Cold Steel troopers observe Black History Month in Afghanistan
February 20, 2012
CAMP MARMAL, Afghanistan -- In 1976, former President Gerald Ford declared the month of February as Black History Month. As America was on the brink of celebrating 200 years of independence, he said that Americans should "seize the opportunity to honor the too-often neglected accomplishments of black Americans in every area of endeavor throughout our history."
In Afghanistan, more than 35 years since Ford's proclamation, soldiers from the 1st Air Cavalry Brigade, 1st Cavalry Division followed suit, marking Black History Month with an observance Feb. 18 at the Camp Marmal Chapel.
The theme for the event was "the creation of freedom" which focused on the contributions of black American inventors, according to Staff Sgt. Dana Elias, originally from Phoenix, the equal opportunity adviser for Headquarters Support Company, 615th Aviation Support Battalion, 1st ACB.
Elias said that when the topic of black history comes up, the focus is often on the civil rights pioneers, so the idea was to deviate somewhat from that and highlight others who have left their mark on American society.
Through slideshows, speeches and songs, the soldiers of the 615th ASB honored the legacies of prominent black Americans such as George Washington Carver and Dr. Charles Richard Drew.
"This aspect of black history sometimes goes unnoticed," said Elias. "People need to know that without their [the inventors] contributions, America wouldn't be the great country that it is today."
Spc. Phillip Marsh, from Memphis, Tenn., a light wheel mechanic assigned to HSC, 615th ASB, highlighted the accomplishments of Garrett Augustus Morgan, an inventor who mainly focused on finding methods to enhance public safety.
Morgan was one of the many black Americans who deserve credit for making America a better place to live, said Marsh.
"It's important that we pay tribute to the people who paved the way for all of us," added Marsh.
Marsh said a lot has changed for blacks in America since Morgan's time, and that most of the change has been positive.
"We've come a long way…not just black Americans but all Americans,'" he said.
Sgt. 1st Class Zantisha McGill, originally from Andrews, S.C., said she appreciated the chance to take part in what she deemed "a history lesson for everyone". The ceremony was an opportunity to put the legacy of black Americans in perspective, she added.
"Celebrating [Black History Month] gives us a chance to explore our roots and see where we are now in comparison to where we were back then," said McGill, the ground maintenance non-commissioned officer in charge for the 1st ACB, assigned to HSC, 615th ASB.
The guest speaker for the event was Command Sgt. Maj. Gary Durant, from Pittsburgh, the senior enlisted adviser for the 615th ASB.
Durant praised the soldiers who organized the event and emphasized the importance of commemorating black history.
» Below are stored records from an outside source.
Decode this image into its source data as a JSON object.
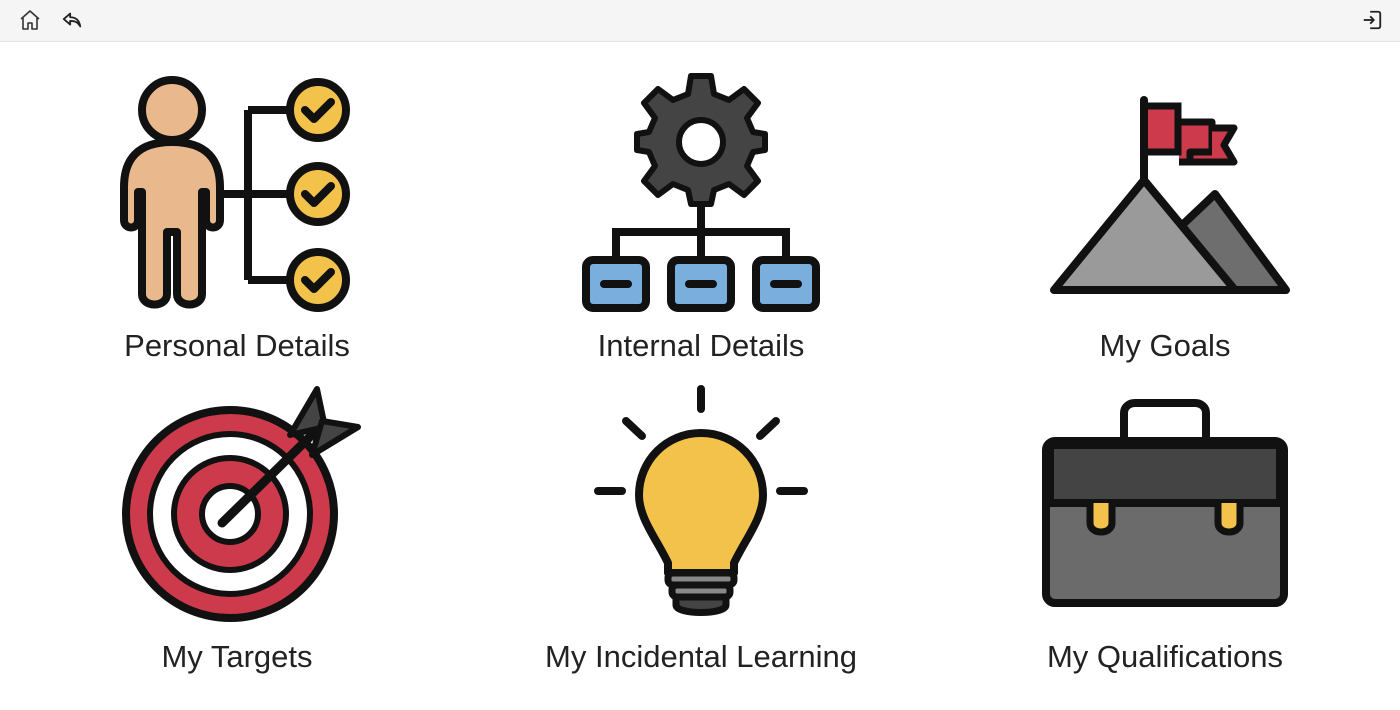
{
  "topbar": {
    "home_icon": "home-icon",
    "back_icon": "back-reply-icon",
    "logout_icon": "logout-icon"
  },
  "tiles": [
    {
      "label": "Personal Details",
      "icon": "person-checklist-icon"
    },
    {
      "label": "Internal Details",
      "icon": "gear-hierarchy-icon"
    },
    {
      "label": "My Goals",
      "icon": "mountain-flag-icon"
    },
    {
      "label": "My Targets",
      "icon": "target-arrow-icon"
    },
    {
      "label": "My Incidental Learning",
      "icon": "lightbulb-icon"
    },
    {
      "label": "My Qualifications",
      "icon": "briefcase-icon"
    }
  ],
  "colors": {
    "outline": "#111111",
    "skin": "#e9b98d",
    "check": "#f2c24b",
    "gear": "#444444",
    "box_blue": "#7aaedd",
    "flag_red": "#cc3a4b",
    "mountain_gray": "#9a9a9a",
    "target_red": "#cc3a4b",
    "bulb_yellow": "#f2c24b",
    "case_gray": "#6b6b6b"
  }
}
He said the historic election of President Barack Obama is proof that black Americans now have the opportunity to reach the pinnacle of American society, a notion that was unthinkable at one point.
"We're no longer defined by the past," he said in reference to the civil rights struggle of the 1960's and other tumultuous time periods for black Americans.
"America is moving forward," he added.
Durant said that ethnic observances like Black History Month should be a chance for people of all backgrounds to celebrate the cultural diversity that exists in the Army and in the general population.
"Black history, like that of others, should be recognized as part of American culture, not separate from it," said Durant.